About the symposium
As is well known, the date of October 30, 1961 is important for both Turkey and Germany. The year 2021 coincides with the 60th year of the Turkish presence in Germany, which was guaranteed by signing of the recruitment agreement between Turkey and Germany.Being aware of the responsibility brought about by this special situation, Turkish-German University will organize the Symposium on the 60th Anniversary of the Turkish Presence in Germany between 31.01.2022-01.02.2022.
In the Symposium of the 60th Anniversary of the Turkish Presence in Germany, which has an international character, it is aimed to examine the Turkish presence in Germany from a broad perspective by focusing on many areas such as education, culture, science, art, commerce, economy, technology, sports, politics and law. In this context, academics and researchers from different countries and disciplines are invited to come together, think together and share their ideas.

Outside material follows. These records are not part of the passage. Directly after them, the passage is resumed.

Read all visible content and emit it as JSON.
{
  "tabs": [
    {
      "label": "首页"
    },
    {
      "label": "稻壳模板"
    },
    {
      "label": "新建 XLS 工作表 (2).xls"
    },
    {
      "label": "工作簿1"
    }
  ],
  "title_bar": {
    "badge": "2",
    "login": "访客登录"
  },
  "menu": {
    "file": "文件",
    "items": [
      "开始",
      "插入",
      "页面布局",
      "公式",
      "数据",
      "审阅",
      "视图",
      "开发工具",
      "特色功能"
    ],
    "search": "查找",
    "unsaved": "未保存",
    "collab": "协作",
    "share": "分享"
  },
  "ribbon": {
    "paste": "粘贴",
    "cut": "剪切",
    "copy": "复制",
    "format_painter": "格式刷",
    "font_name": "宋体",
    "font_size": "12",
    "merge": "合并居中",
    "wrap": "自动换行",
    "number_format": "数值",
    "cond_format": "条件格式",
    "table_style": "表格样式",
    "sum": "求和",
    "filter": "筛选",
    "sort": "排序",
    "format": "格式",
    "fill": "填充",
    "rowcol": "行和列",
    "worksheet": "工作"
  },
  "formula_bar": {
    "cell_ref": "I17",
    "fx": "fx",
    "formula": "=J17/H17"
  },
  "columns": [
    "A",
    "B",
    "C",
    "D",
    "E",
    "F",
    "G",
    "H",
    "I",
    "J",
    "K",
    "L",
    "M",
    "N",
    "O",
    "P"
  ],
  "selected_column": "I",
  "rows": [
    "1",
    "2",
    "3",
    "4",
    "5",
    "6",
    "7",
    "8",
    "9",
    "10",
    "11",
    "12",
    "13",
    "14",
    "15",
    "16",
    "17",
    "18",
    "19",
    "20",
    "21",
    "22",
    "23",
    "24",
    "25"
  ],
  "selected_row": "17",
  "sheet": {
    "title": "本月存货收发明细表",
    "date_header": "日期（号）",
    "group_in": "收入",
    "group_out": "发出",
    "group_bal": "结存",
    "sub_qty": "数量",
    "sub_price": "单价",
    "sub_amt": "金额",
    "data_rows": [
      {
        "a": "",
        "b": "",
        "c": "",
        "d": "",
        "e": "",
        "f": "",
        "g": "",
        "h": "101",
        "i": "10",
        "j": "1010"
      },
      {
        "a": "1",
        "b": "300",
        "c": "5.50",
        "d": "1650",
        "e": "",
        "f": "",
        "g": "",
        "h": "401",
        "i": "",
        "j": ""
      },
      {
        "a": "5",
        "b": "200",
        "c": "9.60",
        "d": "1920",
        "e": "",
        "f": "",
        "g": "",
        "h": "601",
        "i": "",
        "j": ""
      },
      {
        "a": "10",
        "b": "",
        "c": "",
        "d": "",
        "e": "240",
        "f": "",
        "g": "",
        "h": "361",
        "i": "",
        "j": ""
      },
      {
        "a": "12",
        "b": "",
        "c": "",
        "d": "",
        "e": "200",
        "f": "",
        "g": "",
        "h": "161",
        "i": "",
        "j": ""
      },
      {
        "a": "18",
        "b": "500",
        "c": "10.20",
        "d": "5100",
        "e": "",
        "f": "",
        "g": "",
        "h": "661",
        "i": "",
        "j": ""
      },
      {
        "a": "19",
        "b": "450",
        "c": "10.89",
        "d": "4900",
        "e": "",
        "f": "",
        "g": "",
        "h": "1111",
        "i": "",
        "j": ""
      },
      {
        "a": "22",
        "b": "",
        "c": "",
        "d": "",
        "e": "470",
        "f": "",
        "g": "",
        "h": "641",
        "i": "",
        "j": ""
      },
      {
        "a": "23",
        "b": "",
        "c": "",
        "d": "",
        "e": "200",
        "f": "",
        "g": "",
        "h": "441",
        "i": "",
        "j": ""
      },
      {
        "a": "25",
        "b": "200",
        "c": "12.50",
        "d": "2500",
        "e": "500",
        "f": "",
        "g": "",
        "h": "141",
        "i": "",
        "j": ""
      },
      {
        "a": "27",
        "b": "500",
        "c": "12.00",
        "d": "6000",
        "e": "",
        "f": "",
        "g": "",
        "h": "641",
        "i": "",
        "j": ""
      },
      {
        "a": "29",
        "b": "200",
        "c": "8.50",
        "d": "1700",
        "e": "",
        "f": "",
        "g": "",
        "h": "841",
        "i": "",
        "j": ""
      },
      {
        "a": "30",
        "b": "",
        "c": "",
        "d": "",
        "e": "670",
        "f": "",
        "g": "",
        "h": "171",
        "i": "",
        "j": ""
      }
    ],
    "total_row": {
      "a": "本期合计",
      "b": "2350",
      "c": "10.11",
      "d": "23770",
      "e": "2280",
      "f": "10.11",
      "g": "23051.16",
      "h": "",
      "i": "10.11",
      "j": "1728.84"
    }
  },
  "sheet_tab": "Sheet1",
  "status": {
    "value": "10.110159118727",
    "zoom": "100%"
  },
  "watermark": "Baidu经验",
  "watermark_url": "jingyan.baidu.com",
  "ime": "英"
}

A history of flops and a new turn: The Turkish-German music interplay
To gain a more comprehensive understanding of the Turkish-German music interplay the article outlines a history of the reception of Turkish music in Germany. What remained the story of a rather unsuccessful effort to connect Turkish-speaking and German-speaking people in the period from the 1960s to the 1980s, has changed with German-Turkish hip-hop since the 1990 and more significantly over the last few years with (neo-)Anatolian pop – with vocals in Turkish – now being well received in Germany and internationally.
In a first step, the article examines why the earlier attempts to establish a Turkish-German music interplay flopped, how the cultural framework of reception and distribution of music was built in Germany for both audiences, and which social, cultural and musical conflicts were in play. To this effect, the main focus is set on a special case of interplay serving as an example: Musicians singing Turkish pop music in German and musicians singing German pop music in Turkish.
After decades of flops in Turkish-German music interplay and after decades of German-Turkish hip-hop it now works even the more complicated way, that is with vocals in Turkish and Turkish elements in the musical structure and instrumentation. The latter have been an obstacle for gaining non-Turkish people’s musical appreciation in Germany for a long time. But what has been an obstacle now turns out to be an asset, as for the first time a considerable non-Turkish speaking audience in Germany is enjoying (neo-)Anatolian pop. This leads to the second step of the analysis, which will address the question of how this could happen by investigating the elements that induced this change.
The analysis of the described topic will draw on Popular Music Studies, decolonial discussions as well as a comparative perspective. The latter is focused on (non-)transfer, (non-)exchange and (non-)interplay to enlighten inter-ethnic and inter-cultural issues of connection or separation.